Research articles follow a particular format. Look for:
Review articles can also have an introduction, conclusion, and sometimes even a methods section. However, analyze the article. Is this article using original data? Is there an intervention? Is something being tested? If yes, it's probably original research. If it does a GREAT overview of the topic but doesn't present new research, it's a review article.
Sometimes articles will even say, "Review" or "Original Research" at the top of the page.
"A research article is a primary source...that is, it reports the methods and results of an original study performed by the authors. The kind of study may vary (it could have been an experiment, survey, interview, etc.), but in all cases, raw data have been collected and analyzed by the authors, and conclusions drawn from the results of that analysis.
A review article is a secondary source...it is written about other articles, and does not report original research of its own. Review articles are very important, as they draw upon the articles that they review to suggest new research directions, to strengthen support for existing theories and/or identify patterns among existing research studies. For student researchers, review articles provide a great overview of the existing literature on a topic. If you find a literature review that fits your topic, take a look at its references/works cited list for leads on other relevant articles and books!"
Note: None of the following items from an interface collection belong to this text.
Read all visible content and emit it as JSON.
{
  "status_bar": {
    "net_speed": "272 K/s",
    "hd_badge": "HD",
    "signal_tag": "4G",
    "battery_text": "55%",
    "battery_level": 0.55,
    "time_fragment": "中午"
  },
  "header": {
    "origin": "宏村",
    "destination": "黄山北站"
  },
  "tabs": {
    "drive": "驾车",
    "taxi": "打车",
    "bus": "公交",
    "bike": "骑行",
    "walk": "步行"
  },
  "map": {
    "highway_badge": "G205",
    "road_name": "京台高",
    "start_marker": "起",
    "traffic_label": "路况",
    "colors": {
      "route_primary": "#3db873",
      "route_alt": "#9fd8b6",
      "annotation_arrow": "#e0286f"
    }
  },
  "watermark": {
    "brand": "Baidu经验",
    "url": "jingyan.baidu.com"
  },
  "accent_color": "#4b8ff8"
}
From http://apus.libanswers.com/a.php?qid=153014, "What's the difference between a research and a review article?"